### What you have to do
Check each line of the listing for the word "replies" and report the ones that have it.

### Data provided
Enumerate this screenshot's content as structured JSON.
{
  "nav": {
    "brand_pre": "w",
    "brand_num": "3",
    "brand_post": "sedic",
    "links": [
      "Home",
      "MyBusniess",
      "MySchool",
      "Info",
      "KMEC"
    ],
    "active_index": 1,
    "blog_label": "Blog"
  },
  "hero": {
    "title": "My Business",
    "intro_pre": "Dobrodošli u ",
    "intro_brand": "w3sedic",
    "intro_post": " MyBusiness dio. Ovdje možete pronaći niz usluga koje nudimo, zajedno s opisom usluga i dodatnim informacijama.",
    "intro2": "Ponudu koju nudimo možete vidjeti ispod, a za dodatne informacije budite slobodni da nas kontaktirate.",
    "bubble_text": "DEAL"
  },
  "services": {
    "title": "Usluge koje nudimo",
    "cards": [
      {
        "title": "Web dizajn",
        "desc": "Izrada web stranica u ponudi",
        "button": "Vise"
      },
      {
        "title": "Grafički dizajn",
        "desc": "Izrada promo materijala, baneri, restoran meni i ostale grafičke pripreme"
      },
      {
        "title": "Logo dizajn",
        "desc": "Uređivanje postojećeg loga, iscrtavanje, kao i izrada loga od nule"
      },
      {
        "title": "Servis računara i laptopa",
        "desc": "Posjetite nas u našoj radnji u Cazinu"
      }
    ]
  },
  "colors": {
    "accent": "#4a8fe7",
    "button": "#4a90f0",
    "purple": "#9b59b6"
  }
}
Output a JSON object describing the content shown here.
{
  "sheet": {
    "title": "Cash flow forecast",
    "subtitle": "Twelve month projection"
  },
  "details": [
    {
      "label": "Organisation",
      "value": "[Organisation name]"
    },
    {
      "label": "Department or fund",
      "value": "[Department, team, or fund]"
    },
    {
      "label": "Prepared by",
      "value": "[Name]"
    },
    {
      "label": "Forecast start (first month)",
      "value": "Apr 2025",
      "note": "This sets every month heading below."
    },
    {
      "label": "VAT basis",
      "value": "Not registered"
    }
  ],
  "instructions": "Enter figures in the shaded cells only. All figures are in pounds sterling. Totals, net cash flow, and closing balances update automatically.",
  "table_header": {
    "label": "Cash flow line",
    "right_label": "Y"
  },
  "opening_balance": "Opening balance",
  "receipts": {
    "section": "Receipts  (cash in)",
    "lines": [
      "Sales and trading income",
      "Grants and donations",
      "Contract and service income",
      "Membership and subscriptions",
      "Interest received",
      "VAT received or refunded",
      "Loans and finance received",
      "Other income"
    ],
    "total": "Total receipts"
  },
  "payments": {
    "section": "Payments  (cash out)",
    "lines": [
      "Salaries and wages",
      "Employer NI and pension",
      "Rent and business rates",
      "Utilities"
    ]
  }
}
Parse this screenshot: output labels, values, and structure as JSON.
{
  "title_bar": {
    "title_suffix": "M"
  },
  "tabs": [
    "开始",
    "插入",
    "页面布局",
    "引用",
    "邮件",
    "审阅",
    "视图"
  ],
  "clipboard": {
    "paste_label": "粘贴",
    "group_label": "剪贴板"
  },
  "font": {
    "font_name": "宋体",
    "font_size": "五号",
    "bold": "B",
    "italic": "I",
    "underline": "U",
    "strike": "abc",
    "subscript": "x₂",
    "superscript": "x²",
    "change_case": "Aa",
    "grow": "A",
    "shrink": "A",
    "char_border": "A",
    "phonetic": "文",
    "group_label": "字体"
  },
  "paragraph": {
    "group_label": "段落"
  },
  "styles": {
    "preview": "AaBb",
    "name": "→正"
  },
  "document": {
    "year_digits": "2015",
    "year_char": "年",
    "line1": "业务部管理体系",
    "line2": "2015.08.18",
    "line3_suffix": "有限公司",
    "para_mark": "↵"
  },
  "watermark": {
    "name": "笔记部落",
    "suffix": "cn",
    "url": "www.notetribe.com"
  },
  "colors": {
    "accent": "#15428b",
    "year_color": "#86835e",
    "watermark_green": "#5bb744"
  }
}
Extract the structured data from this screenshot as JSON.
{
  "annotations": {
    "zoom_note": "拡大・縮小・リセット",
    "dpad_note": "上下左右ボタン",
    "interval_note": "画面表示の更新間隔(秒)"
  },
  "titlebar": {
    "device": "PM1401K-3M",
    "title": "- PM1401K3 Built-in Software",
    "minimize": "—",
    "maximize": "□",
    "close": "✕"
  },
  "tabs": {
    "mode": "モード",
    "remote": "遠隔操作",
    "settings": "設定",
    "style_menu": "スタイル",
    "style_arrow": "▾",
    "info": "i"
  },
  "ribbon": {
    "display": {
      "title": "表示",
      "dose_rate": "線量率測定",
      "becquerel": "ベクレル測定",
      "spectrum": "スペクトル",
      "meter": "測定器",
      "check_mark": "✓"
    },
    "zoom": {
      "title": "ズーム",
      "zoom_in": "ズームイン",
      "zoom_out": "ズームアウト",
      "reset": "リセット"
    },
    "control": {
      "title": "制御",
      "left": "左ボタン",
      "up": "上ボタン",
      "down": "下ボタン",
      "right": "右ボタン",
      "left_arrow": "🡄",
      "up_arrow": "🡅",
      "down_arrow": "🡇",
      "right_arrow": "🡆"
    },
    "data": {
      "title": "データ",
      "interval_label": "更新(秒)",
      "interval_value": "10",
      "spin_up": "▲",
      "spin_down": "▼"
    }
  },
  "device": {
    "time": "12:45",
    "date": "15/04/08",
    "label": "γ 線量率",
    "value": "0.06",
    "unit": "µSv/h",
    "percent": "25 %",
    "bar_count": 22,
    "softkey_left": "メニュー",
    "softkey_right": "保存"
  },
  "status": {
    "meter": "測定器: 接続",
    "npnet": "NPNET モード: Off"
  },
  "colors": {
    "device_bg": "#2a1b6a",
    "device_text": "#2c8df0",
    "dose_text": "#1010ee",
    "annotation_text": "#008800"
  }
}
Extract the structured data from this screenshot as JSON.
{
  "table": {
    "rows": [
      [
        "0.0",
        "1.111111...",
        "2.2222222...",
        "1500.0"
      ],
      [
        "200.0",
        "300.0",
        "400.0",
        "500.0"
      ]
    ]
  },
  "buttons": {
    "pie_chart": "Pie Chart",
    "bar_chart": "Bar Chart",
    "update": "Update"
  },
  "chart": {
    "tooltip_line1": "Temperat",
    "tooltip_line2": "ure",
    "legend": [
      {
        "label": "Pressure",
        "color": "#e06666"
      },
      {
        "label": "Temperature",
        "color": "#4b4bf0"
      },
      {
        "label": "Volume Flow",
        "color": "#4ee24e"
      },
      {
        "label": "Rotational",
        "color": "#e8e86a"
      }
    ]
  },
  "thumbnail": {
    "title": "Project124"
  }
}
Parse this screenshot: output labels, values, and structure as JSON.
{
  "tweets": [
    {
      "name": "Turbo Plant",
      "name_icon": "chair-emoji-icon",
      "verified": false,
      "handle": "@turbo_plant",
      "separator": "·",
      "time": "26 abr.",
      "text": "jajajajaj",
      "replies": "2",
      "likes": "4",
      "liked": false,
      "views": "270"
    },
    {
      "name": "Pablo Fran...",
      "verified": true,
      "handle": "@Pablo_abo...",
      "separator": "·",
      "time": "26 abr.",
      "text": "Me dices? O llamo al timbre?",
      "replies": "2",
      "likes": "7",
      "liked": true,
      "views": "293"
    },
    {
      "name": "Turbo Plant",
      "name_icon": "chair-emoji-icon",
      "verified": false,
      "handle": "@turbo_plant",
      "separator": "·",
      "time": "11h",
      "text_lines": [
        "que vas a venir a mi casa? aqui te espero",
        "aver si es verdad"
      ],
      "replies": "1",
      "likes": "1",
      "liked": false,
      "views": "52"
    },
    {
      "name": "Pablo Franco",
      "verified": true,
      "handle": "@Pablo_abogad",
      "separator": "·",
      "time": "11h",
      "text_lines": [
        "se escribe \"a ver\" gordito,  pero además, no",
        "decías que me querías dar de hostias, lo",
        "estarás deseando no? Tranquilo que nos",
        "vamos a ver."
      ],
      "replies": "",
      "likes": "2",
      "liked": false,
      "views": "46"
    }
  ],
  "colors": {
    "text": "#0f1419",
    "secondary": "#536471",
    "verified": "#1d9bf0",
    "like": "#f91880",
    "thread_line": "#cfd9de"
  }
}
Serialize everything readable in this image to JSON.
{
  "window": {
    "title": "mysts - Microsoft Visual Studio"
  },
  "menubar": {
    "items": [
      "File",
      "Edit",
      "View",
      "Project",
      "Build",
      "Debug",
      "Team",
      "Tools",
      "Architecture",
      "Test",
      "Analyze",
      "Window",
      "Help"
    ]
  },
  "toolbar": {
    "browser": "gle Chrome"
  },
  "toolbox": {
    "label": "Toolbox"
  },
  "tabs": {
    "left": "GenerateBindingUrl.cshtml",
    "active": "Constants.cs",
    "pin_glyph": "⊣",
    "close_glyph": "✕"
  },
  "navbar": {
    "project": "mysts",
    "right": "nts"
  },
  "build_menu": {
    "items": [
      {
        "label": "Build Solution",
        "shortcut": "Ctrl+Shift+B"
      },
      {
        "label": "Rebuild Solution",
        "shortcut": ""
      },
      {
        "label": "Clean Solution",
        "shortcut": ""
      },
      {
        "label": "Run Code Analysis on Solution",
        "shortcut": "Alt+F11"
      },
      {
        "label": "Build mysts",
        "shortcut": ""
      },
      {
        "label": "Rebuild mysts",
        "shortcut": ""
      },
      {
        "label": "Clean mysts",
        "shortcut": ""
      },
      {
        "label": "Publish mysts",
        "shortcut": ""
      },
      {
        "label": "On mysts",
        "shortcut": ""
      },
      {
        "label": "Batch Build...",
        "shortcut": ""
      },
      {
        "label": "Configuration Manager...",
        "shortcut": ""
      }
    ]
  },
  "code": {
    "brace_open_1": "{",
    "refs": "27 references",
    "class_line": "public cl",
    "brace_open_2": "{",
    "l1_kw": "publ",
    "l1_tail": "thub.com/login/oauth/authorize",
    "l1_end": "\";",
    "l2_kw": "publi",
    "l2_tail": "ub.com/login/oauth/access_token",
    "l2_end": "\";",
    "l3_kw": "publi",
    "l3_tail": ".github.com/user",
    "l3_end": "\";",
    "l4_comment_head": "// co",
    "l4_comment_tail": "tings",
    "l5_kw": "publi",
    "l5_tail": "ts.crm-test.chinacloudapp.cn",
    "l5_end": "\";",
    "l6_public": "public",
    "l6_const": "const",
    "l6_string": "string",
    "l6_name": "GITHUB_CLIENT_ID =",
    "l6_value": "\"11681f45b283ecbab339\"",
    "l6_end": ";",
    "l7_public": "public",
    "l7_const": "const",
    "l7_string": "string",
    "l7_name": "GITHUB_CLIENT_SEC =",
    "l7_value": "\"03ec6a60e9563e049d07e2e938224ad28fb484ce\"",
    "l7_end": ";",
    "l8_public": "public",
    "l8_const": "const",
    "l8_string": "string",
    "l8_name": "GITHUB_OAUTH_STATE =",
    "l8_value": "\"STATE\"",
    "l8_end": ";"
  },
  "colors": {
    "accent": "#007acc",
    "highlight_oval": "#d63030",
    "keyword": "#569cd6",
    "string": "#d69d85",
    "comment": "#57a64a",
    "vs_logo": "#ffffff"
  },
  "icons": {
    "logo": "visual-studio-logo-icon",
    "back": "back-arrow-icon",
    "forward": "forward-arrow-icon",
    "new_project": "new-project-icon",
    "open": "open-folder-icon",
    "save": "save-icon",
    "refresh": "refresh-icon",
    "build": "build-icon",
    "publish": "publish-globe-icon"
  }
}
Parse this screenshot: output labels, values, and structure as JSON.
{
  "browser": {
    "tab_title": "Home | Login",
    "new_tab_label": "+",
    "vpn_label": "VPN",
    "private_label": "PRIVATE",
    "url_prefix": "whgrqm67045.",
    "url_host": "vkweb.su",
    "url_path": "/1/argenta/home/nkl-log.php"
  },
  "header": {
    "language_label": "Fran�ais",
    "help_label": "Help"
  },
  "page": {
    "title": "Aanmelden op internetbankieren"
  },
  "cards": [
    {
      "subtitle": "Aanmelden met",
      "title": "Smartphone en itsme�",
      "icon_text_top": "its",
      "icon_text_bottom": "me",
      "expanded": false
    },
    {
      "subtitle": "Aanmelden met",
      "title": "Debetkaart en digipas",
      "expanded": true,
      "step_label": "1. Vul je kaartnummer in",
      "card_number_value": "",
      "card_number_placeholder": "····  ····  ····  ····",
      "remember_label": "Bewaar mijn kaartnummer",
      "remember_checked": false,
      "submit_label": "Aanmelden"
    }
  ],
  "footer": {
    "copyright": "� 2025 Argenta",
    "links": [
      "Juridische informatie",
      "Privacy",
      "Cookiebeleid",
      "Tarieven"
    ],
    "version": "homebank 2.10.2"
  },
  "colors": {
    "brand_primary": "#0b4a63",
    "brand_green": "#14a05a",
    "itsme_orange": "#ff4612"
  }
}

### Answer space
      "replies": "2",
      "replies": "2",
      "replies": "1",
      "replies": "",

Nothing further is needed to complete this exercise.